We are planning, at this point, to provide as much transportation as possible in the next school year.  We know that transportation has been a barrier to participation in the past.  We want to do what we are able to overcome barriers for families as much as we are able.  Based on the registration, we are working on details related to the transportation process.

We have made decisions to focus our programming at the District Education Facility on two types of programs.  We want to provide the best options and opportunities possible in Community Education and Early Childhood programming.  Those two programs will be the core of what is offered at the DEF site.

As we look at next year, we are also in the process of working out details of Early Childhood screening programs.  We know that we have been able to provide screening opportunities for large parts of our community in the past, but we want to make every effort to provide universal screening opportunities for students.  We are looking at ways to provide more screening opportunities, more flexibility in the scheduling, and more convenience for families.

All of these adjustments are aimed at strengthening and enhancing our Early Childhood programs.  The staff and coordinator, Jill Blomdahl Skanson, have worked very hard through this year to examine what we do and develop options for the future.  The changes and adjustments have come through feedback from community, the needs expressed by families, and best practices within Early Childhood programming.



I know I have shared information about this before, but as we are planning for 2014-15 and beyond, we are required to incorporate plans related to the development of the World’s Best Work Force.  The 2013 legislature adopted some broad educational laws that have come to be known as the World’s Best Work Force requirements.

The legislation was introduced and approved as an effort to ensure that Minnesota schools produce high quality students who are able to function in work settings at the highest possible levels.  The phrase, which has become the label for the legislation, was to ensure that Minnesota produced the “world’s best work force.”

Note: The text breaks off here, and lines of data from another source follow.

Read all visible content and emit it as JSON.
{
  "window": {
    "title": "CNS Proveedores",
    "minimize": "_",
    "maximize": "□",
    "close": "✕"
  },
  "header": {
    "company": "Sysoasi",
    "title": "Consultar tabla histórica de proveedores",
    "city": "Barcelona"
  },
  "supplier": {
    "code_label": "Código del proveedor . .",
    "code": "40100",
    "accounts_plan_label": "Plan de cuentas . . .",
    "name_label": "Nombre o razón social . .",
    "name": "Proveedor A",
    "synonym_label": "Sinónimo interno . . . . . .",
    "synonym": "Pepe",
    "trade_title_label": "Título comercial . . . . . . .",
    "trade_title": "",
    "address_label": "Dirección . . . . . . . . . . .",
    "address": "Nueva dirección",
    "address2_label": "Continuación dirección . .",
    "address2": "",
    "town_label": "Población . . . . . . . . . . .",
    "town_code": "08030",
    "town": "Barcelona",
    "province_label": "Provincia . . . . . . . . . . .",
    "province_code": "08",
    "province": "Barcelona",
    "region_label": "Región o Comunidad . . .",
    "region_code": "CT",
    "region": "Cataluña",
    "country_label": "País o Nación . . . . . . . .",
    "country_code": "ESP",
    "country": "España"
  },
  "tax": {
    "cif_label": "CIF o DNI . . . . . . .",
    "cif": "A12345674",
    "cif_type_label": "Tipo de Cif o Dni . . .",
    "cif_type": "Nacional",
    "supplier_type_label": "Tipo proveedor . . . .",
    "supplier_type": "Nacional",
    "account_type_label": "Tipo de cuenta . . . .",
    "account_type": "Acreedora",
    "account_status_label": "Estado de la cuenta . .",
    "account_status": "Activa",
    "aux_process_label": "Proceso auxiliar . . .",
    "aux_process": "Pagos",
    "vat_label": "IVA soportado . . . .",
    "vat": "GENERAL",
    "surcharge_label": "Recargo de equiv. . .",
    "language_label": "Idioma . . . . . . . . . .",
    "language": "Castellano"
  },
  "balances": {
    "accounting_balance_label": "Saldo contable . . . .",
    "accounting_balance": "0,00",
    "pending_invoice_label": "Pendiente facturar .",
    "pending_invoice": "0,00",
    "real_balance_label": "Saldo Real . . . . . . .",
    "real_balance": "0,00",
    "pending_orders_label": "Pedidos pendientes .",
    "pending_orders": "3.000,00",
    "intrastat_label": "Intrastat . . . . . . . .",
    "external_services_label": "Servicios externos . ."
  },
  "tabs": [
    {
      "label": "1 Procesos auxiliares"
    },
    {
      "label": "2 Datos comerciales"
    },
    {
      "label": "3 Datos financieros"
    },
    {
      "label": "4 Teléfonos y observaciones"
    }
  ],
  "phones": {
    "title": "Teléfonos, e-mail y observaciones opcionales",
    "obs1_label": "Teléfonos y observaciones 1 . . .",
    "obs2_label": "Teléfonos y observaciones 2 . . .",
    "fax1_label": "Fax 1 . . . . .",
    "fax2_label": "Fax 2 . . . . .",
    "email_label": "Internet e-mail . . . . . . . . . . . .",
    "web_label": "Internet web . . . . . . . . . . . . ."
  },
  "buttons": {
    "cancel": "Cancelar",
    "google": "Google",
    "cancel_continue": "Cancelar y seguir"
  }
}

The overview to the legislation on the Minnesota Department of Education’s information explains that “in order to create the world’s best workforce, it is imperative that academic achievement gaps are closed.”

The World’s Best Workforce legislation clearly identifies five specific goals for education in Minnesota.  It sets high standards for the schools across the state to strive to meet.

The five goals include:

  1. Have all students meet school readiness goals.
  2. Have all third grade students achieve grade-level literacy.
  3. Close the academic achievement gap among all racial and ethnic groups of students and between students living in poverty and their more privileged peers as well as students receiving special education services and those that are not.
  4. Have all students graduate from high school.
  5. Have all students attain college and career preparedness.

Each school board in the state, according to the Department of Education, is required to adopt a plan to “support and improve teaching and learning that is aligned to the World’s Best Work Force.”  The parameters each school district must meet include:

  1. Clearly defined locally developed student achievement goals and benchmarks.
  2. Process to evaluate each student’s progress toward meeting the state and local academic standards.
  3. A system to review and evaluate the effectiveness of instruction and curriculum.
  4. Practices that integrate high-quality instruction, rigorous curriculum, instructional technology, and a collaborative professional culture that supports teacher quality, performance, and effectiveness.
  5. Evidence-based strategies for improving effective classroom instruction, an articulated curriculum and use of student achievement results to drive instruction, and
  6. An annual budget for implementation and sustainability of district plan.

We continue to work on the plans for the World’s Best Work Force.  We expect to share a more specific plan with the school board as we meet in April.